Model Railway News
A New Approach to Modelling Standards by A Model Standards Study Group
J.S. Brook Smith
Dr. B. Weller
Concluded from Part 1/2: Model Railway News, August 1966
It is clear from the Study Group's investigations that the BRMSB standards lack the basic dimensions to ensure complete reliability, i.e., standard wheel and rail contours designed to work together. Secondly the BRMSB dimensions can be shown to be critical in certain situations, and in the case of TT3, clearly defective. Under these circumstances, the Model Engineering Trade Association's task is indeed a thankless one.
The Protofour Standards, by adopting prototype practice, have eliminated these basic weaknesses and at the same time offer a balanced structure of dimensions and a truly prototypical appearance in the finished model.
For those who have no interest in accurate representation of the prototype, the BRMSB systems offer a range of components with which a working model may be assembled. On the other hand, those who are prepared to adopt minimal springing in the vehicles and to attempt to lay reasonably level track, can now produce a reliable and correctly scaled model railway with a completely authentic appearance.
With BB spacing plus twice the tyre width, it can be seen that the clearances between axleguards are almost the same as EM Gauge.
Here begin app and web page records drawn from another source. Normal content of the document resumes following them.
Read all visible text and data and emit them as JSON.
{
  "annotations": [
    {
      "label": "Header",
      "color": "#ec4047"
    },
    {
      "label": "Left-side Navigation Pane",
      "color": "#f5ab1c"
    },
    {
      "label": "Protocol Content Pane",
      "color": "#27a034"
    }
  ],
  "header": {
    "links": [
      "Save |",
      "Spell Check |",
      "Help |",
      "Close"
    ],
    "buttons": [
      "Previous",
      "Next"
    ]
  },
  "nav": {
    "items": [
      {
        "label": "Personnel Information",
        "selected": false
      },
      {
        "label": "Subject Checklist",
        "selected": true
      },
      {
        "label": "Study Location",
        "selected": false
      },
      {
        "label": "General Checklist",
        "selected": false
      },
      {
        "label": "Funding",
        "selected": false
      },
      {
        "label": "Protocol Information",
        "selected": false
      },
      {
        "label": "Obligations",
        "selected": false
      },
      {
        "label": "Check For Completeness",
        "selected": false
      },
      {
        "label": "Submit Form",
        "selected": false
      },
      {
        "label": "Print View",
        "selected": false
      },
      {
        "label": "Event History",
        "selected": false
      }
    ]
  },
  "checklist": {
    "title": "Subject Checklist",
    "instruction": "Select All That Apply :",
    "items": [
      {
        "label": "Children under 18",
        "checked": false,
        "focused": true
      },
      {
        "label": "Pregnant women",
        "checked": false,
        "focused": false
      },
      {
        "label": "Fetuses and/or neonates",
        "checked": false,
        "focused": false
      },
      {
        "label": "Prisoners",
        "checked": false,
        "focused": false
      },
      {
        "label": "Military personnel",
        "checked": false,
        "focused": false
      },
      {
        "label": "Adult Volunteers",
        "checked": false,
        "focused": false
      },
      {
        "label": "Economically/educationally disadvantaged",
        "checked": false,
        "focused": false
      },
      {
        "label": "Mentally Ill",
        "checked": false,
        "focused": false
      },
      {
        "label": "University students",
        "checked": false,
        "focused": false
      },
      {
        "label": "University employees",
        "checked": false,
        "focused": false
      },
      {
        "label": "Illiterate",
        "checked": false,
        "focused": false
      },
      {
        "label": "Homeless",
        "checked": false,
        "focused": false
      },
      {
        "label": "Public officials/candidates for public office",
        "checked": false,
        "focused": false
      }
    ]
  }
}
This feature, combined with gauge widening, means that there are no greater restrictions on minimum radius curves than in the present EM Gauge.
The many technical advances on the present systems, and the correct appearance of the models, give reason to believe that Protofour might become the accepted scale railway modelling standard of the future.
In the diagram, four model wheel contours are compared to each other, and to a British Railways wheel drawn to the same comparative scale.
The diagram shows the variations in flange contours between model wheels in the same general category, and the variation in wheel clearances between standards.
The wheels are shown with a common datum, i.e., the wheel back. It is assumed that in all cases the opposite wheel back is in contact with the check rail; the running rails are thus positioned in accordance with the published standards. As the BRMSB wheel has an effective flange greater than the nominal figure, (approximately 0.8 mm. versus 0.5 mm.) the interference at the nose of the crossing can be seen as a shaded area.
A curiosity of the BRMSB standards for "00" Gauge is the discrepancy between the published check gauge and the distance over checks + flangeway, which should be identical, but in fact differ by 0.25 mm.
Unrestricted. Tyre width 2.00mm., minimum.
Possible interference at the crossing nose. Tyre width 2.00mm minimum.
With stated check gauge of 15.30mm., similar interference to EM Gauge. With check gauge 15.25mm. (distance over checks + one flangeway) operation satisfactory. Tyre width 2.50mm., minimum.
Unrestricted. Tyre width 2.70mm., minimum.
May be used if wheels are set to H0 BB gauge of 14.4mm. and track check gauge is standardised at 15.25mm. See (3) above. Tyre width 2.50mm., minimum.
Unsatisfactory owing to excessive flange width.
Copyright - Model Railway Study Group, reproduced with permission.